TASK ITEM - The string "gradle" may appear in lines of the entries below. Report how many lines hold it, with only the number.

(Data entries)
★ ★ ★ ★ ★

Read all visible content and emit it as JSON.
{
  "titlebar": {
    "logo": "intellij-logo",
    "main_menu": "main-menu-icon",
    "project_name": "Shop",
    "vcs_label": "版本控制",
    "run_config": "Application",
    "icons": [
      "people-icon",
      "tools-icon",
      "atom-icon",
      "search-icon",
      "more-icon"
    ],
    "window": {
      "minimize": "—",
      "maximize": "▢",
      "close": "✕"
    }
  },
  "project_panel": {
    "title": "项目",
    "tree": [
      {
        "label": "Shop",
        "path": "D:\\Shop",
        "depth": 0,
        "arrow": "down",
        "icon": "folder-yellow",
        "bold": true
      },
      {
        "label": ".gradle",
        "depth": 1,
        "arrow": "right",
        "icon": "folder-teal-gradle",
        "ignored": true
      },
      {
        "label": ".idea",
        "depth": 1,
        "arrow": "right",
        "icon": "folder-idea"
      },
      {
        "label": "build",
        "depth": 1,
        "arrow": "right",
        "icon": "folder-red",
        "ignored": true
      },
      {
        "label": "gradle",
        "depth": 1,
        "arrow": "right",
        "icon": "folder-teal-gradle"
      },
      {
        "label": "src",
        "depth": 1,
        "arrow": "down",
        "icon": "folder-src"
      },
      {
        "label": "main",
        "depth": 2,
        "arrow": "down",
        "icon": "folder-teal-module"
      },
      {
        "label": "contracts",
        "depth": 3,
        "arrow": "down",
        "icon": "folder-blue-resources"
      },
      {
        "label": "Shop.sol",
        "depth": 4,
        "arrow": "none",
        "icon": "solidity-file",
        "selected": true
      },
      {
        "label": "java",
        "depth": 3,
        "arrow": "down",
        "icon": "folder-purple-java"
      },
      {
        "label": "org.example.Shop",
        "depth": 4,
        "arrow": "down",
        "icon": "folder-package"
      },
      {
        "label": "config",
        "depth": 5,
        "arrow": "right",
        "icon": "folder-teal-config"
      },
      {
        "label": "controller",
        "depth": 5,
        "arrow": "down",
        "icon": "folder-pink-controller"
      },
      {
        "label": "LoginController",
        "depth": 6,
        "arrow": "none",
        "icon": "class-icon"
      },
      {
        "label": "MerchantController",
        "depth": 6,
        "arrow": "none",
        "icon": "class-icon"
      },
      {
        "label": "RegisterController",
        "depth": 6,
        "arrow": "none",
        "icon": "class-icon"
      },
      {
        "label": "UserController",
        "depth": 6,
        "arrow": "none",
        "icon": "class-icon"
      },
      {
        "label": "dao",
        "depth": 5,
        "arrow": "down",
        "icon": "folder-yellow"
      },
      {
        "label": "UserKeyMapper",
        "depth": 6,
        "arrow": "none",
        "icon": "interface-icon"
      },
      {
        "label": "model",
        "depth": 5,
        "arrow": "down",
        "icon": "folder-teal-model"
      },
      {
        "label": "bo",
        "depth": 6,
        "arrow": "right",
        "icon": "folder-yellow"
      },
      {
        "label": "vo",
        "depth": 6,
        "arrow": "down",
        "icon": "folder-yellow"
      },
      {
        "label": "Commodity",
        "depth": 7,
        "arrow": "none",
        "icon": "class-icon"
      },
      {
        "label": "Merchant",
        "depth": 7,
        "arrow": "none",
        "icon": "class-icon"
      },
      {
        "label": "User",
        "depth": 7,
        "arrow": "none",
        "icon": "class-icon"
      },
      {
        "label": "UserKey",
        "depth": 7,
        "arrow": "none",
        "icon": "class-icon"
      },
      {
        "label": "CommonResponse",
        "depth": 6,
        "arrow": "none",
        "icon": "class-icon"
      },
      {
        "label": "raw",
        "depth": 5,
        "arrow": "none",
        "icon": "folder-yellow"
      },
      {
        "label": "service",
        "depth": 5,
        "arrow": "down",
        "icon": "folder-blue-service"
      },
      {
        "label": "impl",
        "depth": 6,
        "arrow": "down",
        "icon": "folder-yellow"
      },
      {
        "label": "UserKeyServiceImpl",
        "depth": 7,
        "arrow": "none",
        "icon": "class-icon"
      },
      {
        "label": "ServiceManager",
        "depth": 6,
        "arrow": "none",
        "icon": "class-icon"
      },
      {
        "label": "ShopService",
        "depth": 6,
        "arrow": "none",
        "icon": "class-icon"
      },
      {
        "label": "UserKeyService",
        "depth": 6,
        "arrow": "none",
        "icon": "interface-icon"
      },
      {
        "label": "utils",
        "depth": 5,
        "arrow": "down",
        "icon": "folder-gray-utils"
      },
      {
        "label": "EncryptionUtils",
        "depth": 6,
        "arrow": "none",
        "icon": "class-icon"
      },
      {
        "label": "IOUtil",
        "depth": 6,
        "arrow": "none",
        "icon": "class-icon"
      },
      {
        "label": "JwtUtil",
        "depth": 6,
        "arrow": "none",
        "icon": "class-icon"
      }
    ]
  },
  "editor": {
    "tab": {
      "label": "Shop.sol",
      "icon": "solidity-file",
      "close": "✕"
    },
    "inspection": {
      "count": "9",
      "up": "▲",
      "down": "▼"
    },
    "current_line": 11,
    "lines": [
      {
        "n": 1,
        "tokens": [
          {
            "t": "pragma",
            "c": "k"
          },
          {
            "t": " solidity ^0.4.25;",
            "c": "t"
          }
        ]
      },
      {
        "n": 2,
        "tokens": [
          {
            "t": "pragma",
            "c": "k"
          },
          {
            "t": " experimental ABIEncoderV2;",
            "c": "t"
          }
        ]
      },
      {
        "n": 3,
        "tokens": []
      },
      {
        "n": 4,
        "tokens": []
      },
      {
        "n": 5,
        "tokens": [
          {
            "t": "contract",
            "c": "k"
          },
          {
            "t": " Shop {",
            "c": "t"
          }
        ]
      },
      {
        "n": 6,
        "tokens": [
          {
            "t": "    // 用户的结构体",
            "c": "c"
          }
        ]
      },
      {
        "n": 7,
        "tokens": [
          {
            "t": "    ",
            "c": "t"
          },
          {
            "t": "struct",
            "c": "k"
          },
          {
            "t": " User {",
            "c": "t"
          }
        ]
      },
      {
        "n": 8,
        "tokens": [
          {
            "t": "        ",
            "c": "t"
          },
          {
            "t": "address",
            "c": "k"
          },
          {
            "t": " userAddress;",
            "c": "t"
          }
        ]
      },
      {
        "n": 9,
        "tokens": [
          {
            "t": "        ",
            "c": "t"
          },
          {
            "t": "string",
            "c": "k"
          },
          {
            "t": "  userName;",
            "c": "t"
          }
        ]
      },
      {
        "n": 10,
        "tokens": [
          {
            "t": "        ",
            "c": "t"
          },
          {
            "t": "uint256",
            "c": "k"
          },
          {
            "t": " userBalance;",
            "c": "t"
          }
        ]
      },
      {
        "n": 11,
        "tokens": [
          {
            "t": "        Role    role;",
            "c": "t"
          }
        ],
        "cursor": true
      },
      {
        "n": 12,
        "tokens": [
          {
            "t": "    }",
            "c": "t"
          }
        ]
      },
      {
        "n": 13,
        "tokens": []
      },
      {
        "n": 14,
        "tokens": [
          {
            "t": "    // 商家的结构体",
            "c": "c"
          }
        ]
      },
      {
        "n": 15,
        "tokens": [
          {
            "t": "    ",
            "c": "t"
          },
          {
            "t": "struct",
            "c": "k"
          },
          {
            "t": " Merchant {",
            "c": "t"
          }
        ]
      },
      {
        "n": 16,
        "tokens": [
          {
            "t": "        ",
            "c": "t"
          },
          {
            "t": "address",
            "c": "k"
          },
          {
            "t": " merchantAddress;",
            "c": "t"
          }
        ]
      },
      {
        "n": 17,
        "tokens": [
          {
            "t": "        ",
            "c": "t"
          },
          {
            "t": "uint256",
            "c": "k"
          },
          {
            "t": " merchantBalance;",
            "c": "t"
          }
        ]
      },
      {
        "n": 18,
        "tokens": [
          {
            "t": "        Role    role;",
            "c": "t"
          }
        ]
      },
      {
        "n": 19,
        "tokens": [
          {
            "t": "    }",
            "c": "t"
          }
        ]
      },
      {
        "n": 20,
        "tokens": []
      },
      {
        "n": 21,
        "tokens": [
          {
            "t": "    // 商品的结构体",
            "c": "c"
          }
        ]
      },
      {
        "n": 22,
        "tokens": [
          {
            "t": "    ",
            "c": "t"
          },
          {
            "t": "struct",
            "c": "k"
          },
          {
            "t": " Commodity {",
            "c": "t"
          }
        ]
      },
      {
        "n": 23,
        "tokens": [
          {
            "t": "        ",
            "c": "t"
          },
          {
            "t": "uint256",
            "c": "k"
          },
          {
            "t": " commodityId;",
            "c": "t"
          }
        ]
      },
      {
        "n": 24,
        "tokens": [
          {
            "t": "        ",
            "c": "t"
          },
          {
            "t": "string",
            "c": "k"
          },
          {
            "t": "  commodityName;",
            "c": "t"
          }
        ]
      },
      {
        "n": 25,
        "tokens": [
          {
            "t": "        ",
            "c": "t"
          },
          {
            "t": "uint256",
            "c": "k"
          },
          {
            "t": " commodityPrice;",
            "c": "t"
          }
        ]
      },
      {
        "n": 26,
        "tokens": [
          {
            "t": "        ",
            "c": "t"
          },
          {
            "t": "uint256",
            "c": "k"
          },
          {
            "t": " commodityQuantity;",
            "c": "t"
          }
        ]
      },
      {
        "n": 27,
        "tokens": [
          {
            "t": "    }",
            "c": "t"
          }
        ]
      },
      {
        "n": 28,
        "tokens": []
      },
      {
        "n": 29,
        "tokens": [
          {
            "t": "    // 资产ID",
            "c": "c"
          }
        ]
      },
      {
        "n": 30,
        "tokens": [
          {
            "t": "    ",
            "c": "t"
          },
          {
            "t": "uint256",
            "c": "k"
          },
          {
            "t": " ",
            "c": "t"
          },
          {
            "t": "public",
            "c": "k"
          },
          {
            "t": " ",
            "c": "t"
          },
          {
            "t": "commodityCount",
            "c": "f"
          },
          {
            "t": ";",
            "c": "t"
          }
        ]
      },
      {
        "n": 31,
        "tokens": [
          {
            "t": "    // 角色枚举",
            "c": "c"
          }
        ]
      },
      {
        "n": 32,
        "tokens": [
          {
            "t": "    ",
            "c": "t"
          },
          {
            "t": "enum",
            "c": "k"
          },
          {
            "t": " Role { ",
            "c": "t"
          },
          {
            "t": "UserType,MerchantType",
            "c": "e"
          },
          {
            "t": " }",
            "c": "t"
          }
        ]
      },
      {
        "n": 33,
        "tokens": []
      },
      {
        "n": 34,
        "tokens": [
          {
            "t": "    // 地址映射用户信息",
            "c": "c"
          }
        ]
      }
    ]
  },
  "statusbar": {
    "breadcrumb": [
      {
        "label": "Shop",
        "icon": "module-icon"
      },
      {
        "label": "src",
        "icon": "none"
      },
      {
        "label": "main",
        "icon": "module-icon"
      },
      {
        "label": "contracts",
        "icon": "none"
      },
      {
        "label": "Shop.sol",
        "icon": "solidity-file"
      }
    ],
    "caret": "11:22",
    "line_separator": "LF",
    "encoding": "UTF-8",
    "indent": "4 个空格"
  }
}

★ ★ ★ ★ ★

EXERCISE RESULT - 4